WORK INSTRUCTIONS
Please show every line in the entries below that includes the word "JSON".

══════════════════════════════

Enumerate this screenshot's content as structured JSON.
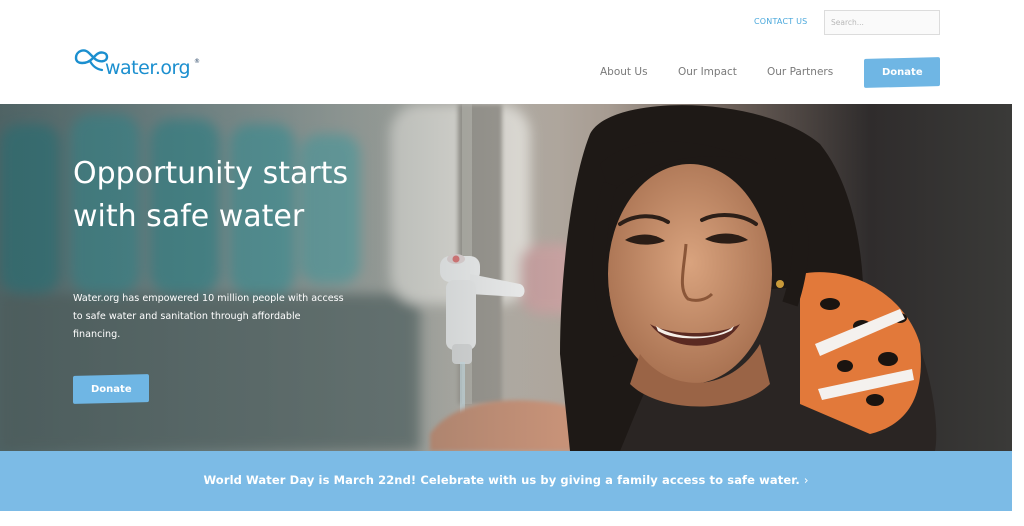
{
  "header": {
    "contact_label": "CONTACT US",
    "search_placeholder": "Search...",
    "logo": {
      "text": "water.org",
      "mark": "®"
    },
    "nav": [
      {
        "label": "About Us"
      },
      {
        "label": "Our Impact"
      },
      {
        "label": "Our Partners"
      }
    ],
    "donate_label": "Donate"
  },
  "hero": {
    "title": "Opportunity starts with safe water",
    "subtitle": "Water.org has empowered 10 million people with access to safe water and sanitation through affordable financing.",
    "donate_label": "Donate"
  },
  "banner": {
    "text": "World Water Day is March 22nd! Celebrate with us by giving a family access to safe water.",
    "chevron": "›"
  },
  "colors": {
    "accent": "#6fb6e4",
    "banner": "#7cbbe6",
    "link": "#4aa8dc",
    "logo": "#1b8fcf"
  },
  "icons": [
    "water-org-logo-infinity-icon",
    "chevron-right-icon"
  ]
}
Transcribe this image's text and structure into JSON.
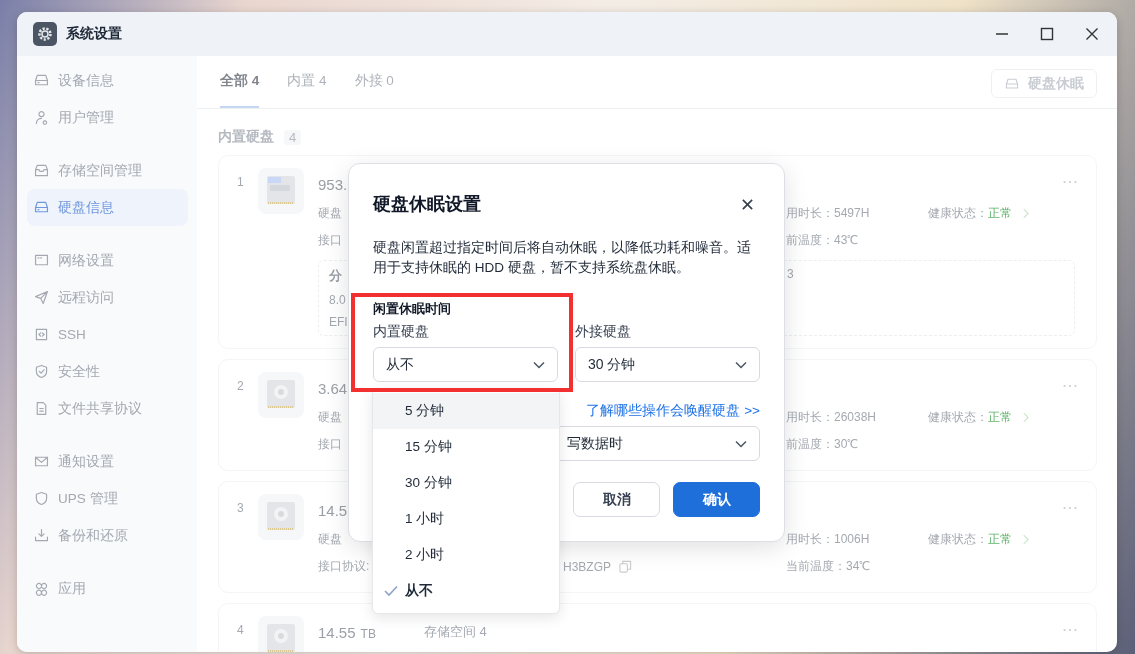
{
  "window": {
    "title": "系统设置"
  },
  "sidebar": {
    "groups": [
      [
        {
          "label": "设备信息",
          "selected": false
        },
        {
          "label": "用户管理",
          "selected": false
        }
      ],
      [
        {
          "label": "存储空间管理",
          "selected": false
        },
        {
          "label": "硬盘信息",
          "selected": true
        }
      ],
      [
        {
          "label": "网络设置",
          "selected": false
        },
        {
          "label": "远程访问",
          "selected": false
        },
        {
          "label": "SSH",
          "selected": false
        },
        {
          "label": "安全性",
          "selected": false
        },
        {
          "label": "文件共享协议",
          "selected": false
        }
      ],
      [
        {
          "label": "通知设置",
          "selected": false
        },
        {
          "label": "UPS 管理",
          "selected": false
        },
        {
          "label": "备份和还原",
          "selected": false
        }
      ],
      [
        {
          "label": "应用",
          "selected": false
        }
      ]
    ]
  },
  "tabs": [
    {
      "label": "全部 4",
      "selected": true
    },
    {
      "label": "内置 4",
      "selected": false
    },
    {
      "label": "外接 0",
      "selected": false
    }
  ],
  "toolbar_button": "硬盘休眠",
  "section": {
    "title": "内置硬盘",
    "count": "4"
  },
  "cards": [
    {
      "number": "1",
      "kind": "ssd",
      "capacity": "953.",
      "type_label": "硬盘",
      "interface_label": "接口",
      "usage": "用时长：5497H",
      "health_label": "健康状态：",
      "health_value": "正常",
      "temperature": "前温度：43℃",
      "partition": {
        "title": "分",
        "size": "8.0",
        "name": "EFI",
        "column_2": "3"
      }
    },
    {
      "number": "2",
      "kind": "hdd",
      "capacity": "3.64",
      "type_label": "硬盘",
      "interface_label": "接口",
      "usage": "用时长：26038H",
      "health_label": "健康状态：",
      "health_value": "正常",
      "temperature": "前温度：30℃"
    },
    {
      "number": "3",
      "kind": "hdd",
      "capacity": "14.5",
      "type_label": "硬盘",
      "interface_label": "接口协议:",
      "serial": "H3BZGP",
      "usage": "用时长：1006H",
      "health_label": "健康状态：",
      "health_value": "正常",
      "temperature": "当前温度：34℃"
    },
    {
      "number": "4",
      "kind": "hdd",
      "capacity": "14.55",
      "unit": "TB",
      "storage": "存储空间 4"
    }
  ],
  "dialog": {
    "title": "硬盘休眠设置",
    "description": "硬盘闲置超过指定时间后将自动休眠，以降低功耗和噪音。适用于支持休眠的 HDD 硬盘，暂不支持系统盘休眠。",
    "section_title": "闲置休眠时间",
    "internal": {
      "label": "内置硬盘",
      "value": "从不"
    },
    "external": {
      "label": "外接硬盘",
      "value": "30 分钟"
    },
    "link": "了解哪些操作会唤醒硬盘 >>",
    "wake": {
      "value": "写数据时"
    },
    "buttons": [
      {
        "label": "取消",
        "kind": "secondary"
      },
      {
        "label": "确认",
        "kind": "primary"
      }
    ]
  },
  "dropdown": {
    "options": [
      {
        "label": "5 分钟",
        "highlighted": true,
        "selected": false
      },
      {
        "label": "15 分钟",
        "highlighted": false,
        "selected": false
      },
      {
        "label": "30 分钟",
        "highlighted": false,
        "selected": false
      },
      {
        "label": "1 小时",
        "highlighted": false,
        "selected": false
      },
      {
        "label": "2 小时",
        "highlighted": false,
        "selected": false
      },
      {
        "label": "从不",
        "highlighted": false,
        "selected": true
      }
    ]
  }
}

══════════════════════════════

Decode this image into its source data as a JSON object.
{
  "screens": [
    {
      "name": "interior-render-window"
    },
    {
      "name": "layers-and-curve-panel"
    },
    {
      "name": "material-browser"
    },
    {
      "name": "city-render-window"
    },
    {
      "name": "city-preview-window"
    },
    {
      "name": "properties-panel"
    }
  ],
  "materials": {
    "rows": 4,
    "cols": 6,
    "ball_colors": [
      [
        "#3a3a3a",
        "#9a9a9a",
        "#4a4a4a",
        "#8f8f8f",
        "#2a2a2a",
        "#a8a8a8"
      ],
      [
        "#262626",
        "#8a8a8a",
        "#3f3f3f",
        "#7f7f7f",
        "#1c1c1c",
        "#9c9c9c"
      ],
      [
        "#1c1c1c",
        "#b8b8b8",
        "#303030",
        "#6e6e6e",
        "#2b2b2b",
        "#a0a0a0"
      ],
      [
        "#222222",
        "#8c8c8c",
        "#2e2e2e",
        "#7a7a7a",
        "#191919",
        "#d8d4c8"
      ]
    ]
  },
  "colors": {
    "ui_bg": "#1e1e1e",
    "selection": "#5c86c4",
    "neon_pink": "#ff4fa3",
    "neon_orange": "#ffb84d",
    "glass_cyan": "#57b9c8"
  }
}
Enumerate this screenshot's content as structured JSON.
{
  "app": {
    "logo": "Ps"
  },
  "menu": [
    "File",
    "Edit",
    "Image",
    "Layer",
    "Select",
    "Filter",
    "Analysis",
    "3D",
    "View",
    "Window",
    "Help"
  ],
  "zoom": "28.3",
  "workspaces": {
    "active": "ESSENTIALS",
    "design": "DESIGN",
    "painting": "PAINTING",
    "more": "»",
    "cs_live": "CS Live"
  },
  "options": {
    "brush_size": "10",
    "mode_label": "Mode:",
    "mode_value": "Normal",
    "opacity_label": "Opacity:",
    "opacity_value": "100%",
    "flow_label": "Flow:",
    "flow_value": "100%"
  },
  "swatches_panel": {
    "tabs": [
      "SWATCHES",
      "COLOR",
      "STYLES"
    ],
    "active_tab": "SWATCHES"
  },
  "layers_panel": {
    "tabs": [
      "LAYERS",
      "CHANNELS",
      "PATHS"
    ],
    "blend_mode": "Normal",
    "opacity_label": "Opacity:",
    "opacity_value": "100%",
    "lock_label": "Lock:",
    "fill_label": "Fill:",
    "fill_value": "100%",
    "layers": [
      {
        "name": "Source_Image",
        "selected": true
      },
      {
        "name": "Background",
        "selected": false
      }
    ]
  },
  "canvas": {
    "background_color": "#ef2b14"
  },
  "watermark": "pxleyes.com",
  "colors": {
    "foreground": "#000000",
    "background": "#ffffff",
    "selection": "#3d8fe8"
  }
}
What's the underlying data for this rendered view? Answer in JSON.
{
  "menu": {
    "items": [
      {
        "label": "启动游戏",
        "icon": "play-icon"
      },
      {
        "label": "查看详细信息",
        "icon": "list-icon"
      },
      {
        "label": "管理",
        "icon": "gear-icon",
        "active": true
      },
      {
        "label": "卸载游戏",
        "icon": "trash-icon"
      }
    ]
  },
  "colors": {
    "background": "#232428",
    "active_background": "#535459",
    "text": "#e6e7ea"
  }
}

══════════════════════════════

EXERCISE OUTPUT
Enumerate this screenshot's content as structured JSON.
Transcribe this image's text and structure into JSON.
Decode this image into its source data as a JSON object.
Enumerate this screenshot's content as structured JSON.
What's the underlying data for this rendered view? Answer in JSON.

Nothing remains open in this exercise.